Hemolytic Uremic Syndrome (HUS) is a constellation of microangiopathic hemolytic anemia, thrombocytopenia, and acute renal failure. Shiga toxin-producing Escherichia coli- (STEC-) mediated HUS is a common cause of acute renal failure in children and can rarely result in severe neurological complications such as encephalopathy, seizures, cerebrovascular accidents, and coma. Current literature supports use of eculizumab, a monoclonal antibody that blocks complement activation, in atypical HUS (aHUS). However, those with neurologic complications from STEC-HUS have complement activation and deposition of aggregates in microvasculature and may be treated with eculizumab. In this case report, we describe a 3-year-old boy with diarrhea-positive STEC-HUS who developed severe neurologic involvement in addition to acute renal failure requiring renal replacement therapy. He was initiated on eculizumab therapy, with clinical improvement and organ recovery. This case highlights systemic complications of STEC-HUS in a pediatric patient. The current literature is limited but has suggested a role for complement mediation in cases with severe complications. We review the importance of early recognition of complications, use of eculizumab, and current data available.
Septo-Optic Dysplasia Diagnosed in a Newborn Infant with Normoglycemia: The Importance of Thorough Physical Examination
A newborn male infant was admitted to the neonatal intensive care unit due to suspected sepsis. He was clinically stable with normal electrolyte levels on admission. However, he was noted to have micropenis and bilateral nonpalpable testes. Ultrasound imaging confirmed the presence of both gonads in the inguinal canal, with no Müllerian structures visualized. Laboratory examination revealed an undetectable random plasma cortisol level; subsequent ACTH stimulation testing confirmed adrenal insufficiency.

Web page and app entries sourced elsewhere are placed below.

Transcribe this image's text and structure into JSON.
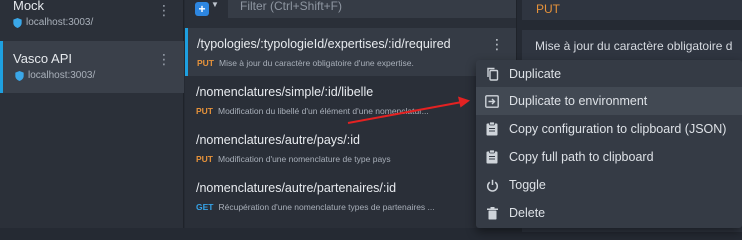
{
  "environments": [
    {
      "name": "Mock",
      "host": "localhost:3003/"
    },
    {
      "name": "Vasco API",
      "host": "localhost:3003/"
    }
  ],
  "toolbar": {
    "filter_placeholder": "Filter (Ctrl+Shift+F)"
  },
  "routes": [
    {
      "path": "/typologies/:typologieId/expertises/:id/required",
      "method": "PUT",
      "description": "Mise à jour du caractère obligatoire d'une expertise."
    },
    {
      "path": "/nomenclatures/simple/:id/libelle",
      "method": "PUT",
      "description": "Modification du libellé d'un élément d'une nomenclatur..."
    },
    {
      "path": "/nomenclatures/autre/pays/:id",
      "method": "PUT",
      "description": "Modification d'une nomenclature de type pays"
    },
    {
      "path": "/nomenclatures/autre/partenaires/:id",
      "method": "GET",
      "description": "Récupération d'une nomenclature types de partenaires ..."
    }
  ],
  "detail": {
    "method": "PUT",
    "description": "Mise à jour du caractère obligatoire d"
  },
  "context_menu": {
    "items": [
      {
        "label": "Duplicate",
        "icon": "copy-icon"
      },
      {
        "label": "Duplicate to environment",
        "icon": "move-to-icon"
      },
      {
        "label": "Copy configuration to clipboard (JSON)",
        "icon": "clipboard-icon"
      },
      {
        "label": "Copy full path to clipboard",
        "icon": "clipboard-icon"
      },
      {
        "label": "Toggle",
        "icon": "power-icon"
      },
      {
        "label": "Delete",
        "icon": "trash-icon"
      }
    ]
  },
  "colors": {
    "accent": "#1ea0e0",
    "put": "#e6923a",
    "get": "#35a3e8",
    "arrow": "#e32222"
  }
}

Further testing revealed additional pituitary hormone deficiencies, and the infant was started on multiple hormone replacement therapies. Magnetic resonance imaging identified absent septum pellucidum, pointing of the frontal horns, and optic nerve hypoplasia. A diagnosis of septo-optic dysplasia was made based on this combination of findings. This case highlights the importance of thorough physical examination in newborn infants, which may reveal the only sign of underlying pathology in the absence of other concerning findings.

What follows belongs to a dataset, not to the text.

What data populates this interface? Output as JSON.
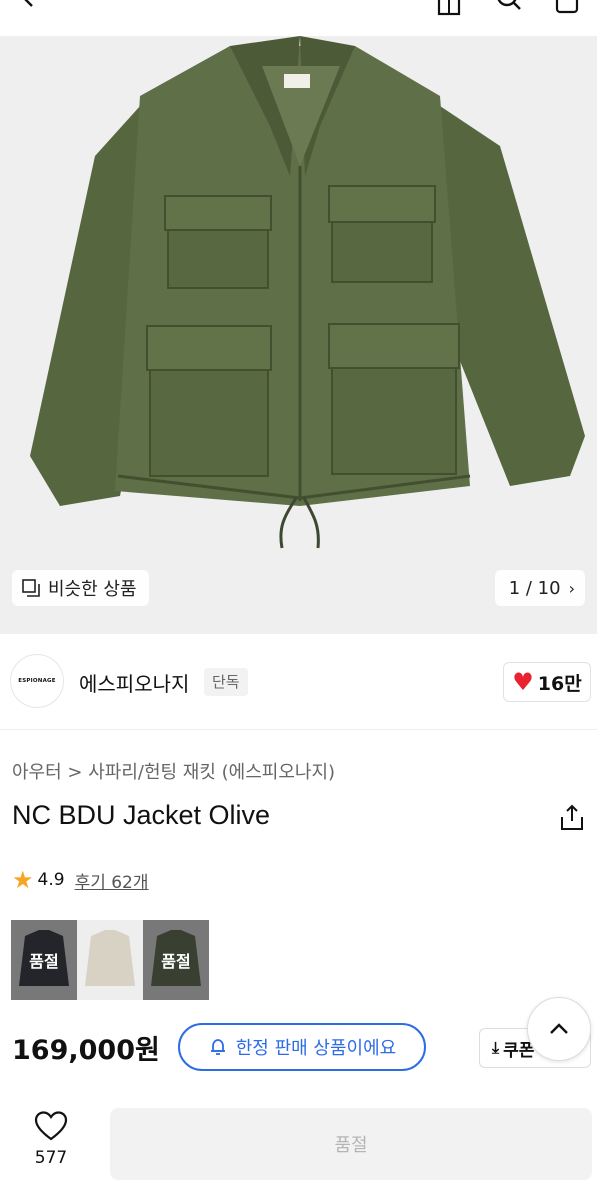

Ebstein’s Anomaly, Left Ventricular Noncompaction and Gerbode-Like Defect Triad (Fetal Diagnosis and Neonatal Course)
Ebstein’s anomaly is characterized by the apical displacement of the septal and posterior leaflets of the tricuspid valve with atrialization of the right ventricle (RV). It is commonly associated with other heart defects including left ventricular noncompaction. We describe a case of prenatally diagnosed Ebstein’s anomaly in association with left ventricular noncompaction and a septal defect between the left ventricle and the atrialized portion of the RV (Gerbode-like defect). The patient underwent a modified Blalock−Taussig shunt followed by Glenn procedure because of severe RV hypoplasia and RV outflow tract obstruction. The patient tolerated both procedures and is doing clinically well in anticipation of Fontan procedure for single ventricle palliation.
Psoas Hydatid Cyst in Children: A Rare Localization about a Case

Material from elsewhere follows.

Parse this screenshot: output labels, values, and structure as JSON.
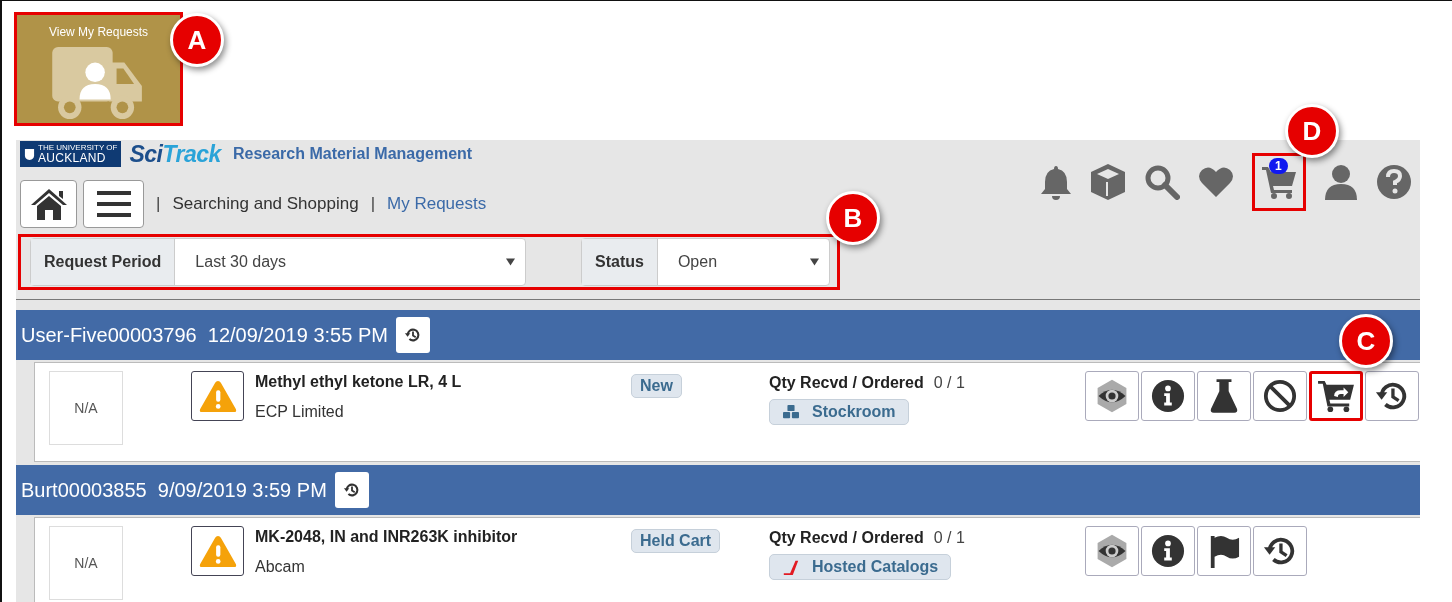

Introduction. The development of hydatid cysts in the muscle is rare, and it is even rarer in children. We report the case of a 9-year-old child treated in pediatric orthopedics department at the University Hospital of Marrakech for a hydatid cyst psoas muscle revealed by lameness. Result. The child was consulted for painless and afebrile lameness of the left hip evolving since 3 months. The clinical examination finds a mass of the left flank. Investigations based on the abdominal ultrasound in first intention showed a hydatid cyst depending on the left psoas muscle. Pelvic CT and abdominal MRI were able to confirm the diagnosis and allowed a better study of the cyst neighboring elements. The drainage of the cyst followed by pericystectomy after evacuation of the vesicles contained in the cyst was done as radical treatment. Conclusion. The hydatid cyst of the psoas is a rare entity in the child requiring a good radiological study of the cyst as well as its neighboring elements to propose the most adapted surgery.